“ Can the Ethiopian change his skin, or the leopard his spots ?” However deep into the past the soundings may go, constancy of species, persistence of type, is the answer brought back to the surface. Species
may be compared to the elementary substances; as these of atoms, so those made up of units, capable only of the like alliances, and repeating substantially “the same biography.” 42 The individual perishes, at genus immortale manet. Or if, on the large scale of duration which the ancient poet knew not, the species has its death-day as well as the individual, from first to last, like the individual, it keeps its proper identity. We may trace it far, or we may lose it soon; but so far as it is traceable it wavers not, falters not. The thread may be long, or it may be short ; but it never changes its texture, or straggles into a something that is not itself.

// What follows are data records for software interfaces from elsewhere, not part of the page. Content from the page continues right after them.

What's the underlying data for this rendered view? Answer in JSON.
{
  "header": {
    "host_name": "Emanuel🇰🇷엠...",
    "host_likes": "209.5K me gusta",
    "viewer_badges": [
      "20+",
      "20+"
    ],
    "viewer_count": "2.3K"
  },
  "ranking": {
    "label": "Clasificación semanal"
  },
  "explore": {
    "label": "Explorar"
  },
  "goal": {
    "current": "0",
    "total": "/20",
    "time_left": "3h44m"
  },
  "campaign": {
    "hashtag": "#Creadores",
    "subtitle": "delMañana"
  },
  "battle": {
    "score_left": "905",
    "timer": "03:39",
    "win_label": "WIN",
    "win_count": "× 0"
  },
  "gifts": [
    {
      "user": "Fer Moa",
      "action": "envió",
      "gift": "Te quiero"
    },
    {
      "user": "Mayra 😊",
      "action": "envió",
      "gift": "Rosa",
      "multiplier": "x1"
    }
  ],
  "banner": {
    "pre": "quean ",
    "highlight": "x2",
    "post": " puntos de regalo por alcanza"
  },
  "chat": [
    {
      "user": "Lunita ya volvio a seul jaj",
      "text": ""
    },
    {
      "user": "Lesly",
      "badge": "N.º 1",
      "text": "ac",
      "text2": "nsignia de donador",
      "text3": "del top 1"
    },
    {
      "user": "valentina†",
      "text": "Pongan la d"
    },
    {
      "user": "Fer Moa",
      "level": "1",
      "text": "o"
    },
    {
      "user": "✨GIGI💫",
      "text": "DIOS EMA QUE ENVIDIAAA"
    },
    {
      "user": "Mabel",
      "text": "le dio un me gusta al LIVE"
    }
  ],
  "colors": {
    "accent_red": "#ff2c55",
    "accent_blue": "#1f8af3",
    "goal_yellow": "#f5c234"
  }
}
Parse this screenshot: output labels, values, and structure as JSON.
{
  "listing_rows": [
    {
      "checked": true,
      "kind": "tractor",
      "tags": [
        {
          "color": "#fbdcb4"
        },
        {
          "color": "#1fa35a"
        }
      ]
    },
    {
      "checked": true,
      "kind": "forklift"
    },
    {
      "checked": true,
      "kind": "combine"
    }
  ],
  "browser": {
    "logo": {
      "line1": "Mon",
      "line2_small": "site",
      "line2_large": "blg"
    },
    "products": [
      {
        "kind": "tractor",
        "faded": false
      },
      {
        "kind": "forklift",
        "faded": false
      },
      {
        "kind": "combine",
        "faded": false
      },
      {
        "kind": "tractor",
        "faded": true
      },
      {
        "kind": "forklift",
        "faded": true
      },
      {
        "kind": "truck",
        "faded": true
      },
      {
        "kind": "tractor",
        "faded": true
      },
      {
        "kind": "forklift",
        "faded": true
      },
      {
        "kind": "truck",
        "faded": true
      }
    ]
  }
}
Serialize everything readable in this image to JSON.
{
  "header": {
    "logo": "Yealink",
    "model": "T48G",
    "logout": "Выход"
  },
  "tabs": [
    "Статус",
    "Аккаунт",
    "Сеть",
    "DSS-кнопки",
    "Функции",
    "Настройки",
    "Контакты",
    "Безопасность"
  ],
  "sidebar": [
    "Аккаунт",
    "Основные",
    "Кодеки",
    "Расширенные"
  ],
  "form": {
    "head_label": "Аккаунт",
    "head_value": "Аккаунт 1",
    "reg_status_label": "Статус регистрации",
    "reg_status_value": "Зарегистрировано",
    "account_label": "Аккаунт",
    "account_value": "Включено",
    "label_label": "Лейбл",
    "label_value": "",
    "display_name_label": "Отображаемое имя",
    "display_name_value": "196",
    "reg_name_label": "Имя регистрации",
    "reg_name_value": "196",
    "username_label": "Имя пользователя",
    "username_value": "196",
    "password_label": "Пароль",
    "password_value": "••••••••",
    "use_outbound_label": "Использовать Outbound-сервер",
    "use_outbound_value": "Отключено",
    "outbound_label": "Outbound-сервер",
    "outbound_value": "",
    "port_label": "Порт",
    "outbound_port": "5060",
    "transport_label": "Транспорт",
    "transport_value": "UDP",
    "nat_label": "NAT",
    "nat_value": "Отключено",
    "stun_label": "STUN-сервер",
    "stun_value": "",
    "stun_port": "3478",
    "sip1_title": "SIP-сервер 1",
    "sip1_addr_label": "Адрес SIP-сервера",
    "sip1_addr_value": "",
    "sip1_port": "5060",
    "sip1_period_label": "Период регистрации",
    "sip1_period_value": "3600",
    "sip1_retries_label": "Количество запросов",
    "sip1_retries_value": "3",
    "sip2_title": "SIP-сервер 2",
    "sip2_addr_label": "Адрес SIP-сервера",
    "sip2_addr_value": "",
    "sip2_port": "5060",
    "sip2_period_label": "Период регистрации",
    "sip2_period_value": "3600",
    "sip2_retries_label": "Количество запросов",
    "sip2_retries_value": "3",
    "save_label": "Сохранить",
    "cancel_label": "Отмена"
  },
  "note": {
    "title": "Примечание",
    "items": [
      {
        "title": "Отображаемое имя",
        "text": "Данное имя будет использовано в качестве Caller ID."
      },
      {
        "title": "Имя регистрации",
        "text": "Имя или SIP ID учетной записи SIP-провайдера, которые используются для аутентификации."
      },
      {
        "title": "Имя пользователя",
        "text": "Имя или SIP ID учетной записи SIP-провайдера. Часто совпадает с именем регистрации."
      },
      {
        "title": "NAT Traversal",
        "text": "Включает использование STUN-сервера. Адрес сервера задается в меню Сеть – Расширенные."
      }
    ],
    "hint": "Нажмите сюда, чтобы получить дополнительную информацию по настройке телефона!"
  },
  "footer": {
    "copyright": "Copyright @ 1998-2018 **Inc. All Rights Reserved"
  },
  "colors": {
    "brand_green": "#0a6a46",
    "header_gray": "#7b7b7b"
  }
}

The writing on the wall of nature is not a series of ramified, yet mutually converging lines, running up into one root, but of lines strictly parallel and perpendicular,